Exercise data
○ ○ ○ ○ ○ ○ ○
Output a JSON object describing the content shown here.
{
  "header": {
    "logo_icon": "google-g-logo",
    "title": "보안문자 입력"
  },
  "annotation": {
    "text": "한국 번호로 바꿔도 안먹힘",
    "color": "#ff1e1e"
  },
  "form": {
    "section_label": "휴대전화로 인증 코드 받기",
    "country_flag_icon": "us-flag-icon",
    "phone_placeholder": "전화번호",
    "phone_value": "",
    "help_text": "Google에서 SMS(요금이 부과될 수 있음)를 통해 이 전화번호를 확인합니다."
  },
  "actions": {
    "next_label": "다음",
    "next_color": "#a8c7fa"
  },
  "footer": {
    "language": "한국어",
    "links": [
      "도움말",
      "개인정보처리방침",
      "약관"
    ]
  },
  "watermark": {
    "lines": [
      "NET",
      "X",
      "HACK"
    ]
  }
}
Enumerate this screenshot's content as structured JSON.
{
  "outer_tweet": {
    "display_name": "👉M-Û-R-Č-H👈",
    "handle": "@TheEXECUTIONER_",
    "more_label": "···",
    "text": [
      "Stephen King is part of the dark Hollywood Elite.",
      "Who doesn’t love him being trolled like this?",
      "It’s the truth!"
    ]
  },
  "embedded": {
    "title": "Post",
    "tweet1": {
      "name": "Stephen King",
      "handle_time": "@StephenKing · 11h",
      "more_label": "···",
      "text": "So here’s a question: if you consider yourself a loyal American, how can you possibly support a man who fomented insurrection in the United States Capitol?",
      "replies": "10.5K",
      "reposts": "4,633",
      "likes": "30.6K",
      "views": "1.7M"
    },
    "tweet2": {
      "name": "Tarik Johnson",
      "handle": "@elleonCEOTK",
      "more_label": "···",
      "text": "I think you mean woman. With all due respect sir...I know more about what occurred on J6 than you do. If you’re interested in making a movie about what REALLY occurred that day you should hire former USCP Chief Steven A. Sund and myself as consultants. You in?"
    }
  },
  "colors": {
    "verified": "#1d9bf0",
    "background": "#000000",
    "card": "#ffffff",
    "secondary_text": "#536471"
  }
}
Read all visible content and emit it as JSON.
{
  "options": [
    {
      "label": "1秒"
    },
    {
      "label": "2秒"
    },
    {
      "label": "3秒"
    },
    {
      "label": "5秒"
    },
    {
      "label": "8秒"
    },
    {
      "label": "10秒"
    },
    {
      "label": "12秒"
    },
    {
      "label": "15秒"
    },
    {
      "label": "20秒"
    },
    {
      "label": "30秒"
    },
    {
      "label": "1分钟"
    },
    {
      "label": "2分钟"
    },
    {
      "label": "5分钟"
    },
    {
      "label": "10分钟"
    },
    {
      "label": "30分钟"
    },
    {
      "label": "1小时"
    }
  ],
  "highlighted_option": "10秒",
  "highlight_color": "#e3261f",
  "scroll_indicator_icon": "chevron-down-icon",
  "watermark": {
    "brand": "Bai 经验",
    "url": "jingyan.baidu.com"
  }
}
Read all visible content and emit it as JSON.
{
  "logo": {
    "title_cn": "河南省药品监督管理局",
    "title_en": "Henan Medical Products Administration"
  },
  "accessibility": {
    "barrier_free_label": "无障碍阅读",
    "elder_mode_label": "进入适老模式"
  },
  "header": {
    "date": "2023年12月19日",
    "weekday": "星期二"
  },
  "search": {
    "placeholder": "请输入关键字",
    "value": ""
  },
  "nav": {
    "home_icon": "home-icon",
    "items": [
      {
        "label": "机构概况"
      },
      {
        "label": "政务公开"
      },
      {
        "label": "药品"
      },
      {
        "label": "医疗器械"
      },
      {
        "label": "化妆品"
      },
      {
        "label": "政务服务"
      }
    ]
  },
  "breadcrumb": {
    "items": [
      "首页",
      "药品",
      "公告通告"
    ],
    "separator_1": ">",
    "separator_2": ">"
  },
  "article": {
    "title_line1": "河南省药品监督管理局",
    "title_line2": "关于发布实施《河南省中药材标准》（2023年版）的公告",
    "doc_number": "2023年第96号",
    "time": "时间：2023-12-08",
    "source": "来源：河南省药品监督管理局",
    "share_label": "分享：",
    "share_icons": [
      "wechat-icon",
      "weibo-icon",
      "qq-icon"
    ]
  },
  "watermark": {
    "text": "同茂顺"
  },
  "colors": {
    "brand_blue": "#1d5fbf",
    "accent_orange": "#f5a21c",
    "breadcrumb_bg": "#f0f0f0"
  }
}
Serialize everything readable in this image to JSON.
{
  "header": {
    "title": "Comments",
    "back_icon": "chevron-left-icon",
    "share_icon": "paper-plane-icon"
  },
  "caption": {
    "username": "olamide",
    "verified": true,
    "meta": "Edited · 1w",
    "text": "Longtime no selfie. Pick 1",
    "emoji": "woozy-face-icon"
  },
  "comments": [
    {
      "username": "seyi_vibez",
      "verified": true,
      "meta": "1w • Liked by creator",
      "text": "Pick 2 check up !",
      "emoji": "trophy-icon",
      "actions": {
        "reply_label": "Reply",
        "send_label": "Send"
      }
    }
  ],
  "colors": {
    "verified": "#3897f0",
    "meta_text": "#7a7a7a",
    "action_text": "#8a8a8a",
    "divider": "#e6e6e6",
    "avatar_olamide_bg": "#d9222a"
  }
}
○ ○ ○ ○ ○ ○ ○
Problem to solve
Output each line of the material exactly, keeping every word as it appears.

Task solution
Output a JSON object describing the content shown here.
{
  "header": {
    "logo_icon": "google-g-logo",
    "title": "보안문자 입력"
  },
  "annotation": {
    "text": "한국 번호로 바꿔도 안먹힘",
    "color": "#ff1e1e"
  },
  "form": {
    "section_label": "휴대전화로 인증 코드 받기",
    "country_flag_icon": "us-flag-icon",
    "phone_placeholder": "전화번호",
    "phone_value": "",
    "help_text": "Google에서 SMS(요금이 부과될 수 있음)를 통해 이 전화번호를 확인합니다."
  },
  "actions": {
    "next_label": "다음",
    "next_color": "#a8c7fa"
  },
  "footer": {
    "language": "한국어",
    "links": [
      "도움말",
      "개인정보처리방침",
      "약관"
    ]
  },
  "watermark": {
    "lines": [
      "NET",
      "X",
      "HACK"
    ]
  }
}
Enumerate this screenshot's content as structured JSON.
{
  "outer_tweet": {
    "display_name": "👉M-Û-R-Č-H👈",
    "handle": "@TheEXECUTIONER_",
    "more_label": "···",
    "text": [
      "Stephen King is part of the dark Hollywood Elite.",
      "Who doesn’t love him being trolled like this?",
      "It’s the truth!"
    ]
  },
  "embedded": {
    "title": "Post",
    "tweet1": {
      "name": "Stephen King",
      "handle_time": "@StephenKing · 11h",
      "more_label": "···",
      "text": "So here’s a question: if you consider yourself a loyal American, how can you possibly support a man who fomented insurrection in the United States Capitol?",
      "replies": "10.5K",
      "reposts": "4,633",
      "likes": "30.6K",
      "views": "1.7M"
    },
    "tweet2": {
      "name": "Tarik Johnson",
      "handle": "@elleonCEOTK",
      "more_label": "···",
      "text": "I think you mean woman. With all due respect sir...I know more about what occurred on J6 than you do. If you’re interested in making a movie about what REALLY occurred that day you should hire former USCP Chief Steven A. Sund and myself as consultants. You in?"
    }
  },
  "colors": {
    "verified": "#1d9bf0",
    "background": "#000000",
    "card": "#ffffff",
    "secondary_text": "#536471"
  }
}
Read all visible content and emit it as JSON.
{
  "options": [
    {
      "label": "1秒"
    },
    {
      "label": "2秒"
    },
    {
      "label": "3秒"
    },
    {
      "label": "5秒"
    },
    {
      "label": "8秒"
    },
    {
      "label": "10秒"
    },
    {
      "label": "12秒"
    },
    {
      "label": "15秒"
    },
    {
      "label": "20秒"
    },
    {
      "label": "30秒"
    },
    {
      "label": "1分钟"
    },
    {
      "label": "2分钟"
    },
    {
      "label": "5分钟"
    },
    {
      "label": "10分钟"
    },
    {
      "label": "30分钟"
    },
    {
      "label": "1小时"
    }
  ],
  "highlighted_option": "10秒",
  "highlight_color": "#e3261f",
  "scroll_indicator_icon": "chevron-down-icon",
  "watermark": {
    "brand": "Bai 经验",
    "url": "jingyan.baidu.com"
  }
}
Read all visible content and emit it as JSON.
{
  "logo": {
    "title_cn": "河南省药品监督管理局",
    "title_en": "Henan Medical Products Administration"
  },
  "accessibility": {
    "barrier_free_label": "无障碍阅读",
    "elder_mode_label": "进入适老模式"
  },
  "header": {
    "date": "2023年12月19日",
    "weekday": "星期二"
  },
  "search": {
    "placeholder": "请输入关键字",
    "value": ""
  },
  "nav": {
    "home_icon": "home-icon",
    "items": [
      {
        "label": "机构概况"
      },
      {
        "label": "政务公开"
      },
      {
        "label": "药品"
      },
      {
        "label": "医疗器械"
      },
      {
        "label": "化妆品"
      },
      {
        "label": "政务服务"
      }
    ]
  },
  "breadcrumb": {
    "items": [
      "首页",
      "药品",
      "公告通告"
    ],
    "separator_1": ">",
    "separator_2": ">"
  },
  "article": {
    "title_line1": "河南省药品监督管理局",
    "title_line2": "关于发布实施《河南省中药材标准》（2023年版）的公告",
    "doc_number": "2023年第96号",
    "time": "时间：2023-12-08",
    "source": "来源：河南省药品监督管理局",
    "share_label": "分享：",
    "share_icons": [
      "wechat-icon",
      "weibo-icon",
      "qq-icon"
    ]
  },
  "watermark": {
    "text": "同茂顺"
  },
  "colors": {
    "brand_blue": "#1d5fbf",
    "accent_orange": "#f5a21c",
    "breadcrumb_bg": "#f0f0f0"
  }
}
Serialize everything readable in this image to JSON.
{
  "header": {
    "title": "Comments",
    "back_icon": "chevron-left-icon",
    "share_icon": "paper-plane-icon"
  },
  "caption": {
    "username": "olamide",
    "verified": true,
    "meta": "Edited · 1w",
    "text": "Longtime no selfie. Pick 1",
    "emoji": "woozy-face-icon"
  },
  "comments": [
    {
      "username": "seyi_vibez",
      "verified": true,
      "meta": "1w • Liked by creator",
      "text": "Pick 2 check up !",
      "emoji": "trophy-icon",
      "actions": {
        "reply_label": "Reply",
        "send_label": "Send"
      }
    }
  ],
  "colors": {
    "verified": "#3897f0",
    "meta_text": "#7a7a7a",
    "action_text": "#8a8a8a",
    "divider": "#e6e6e6",
    "avatar_olamide_bg": "#d9222a"
  }
}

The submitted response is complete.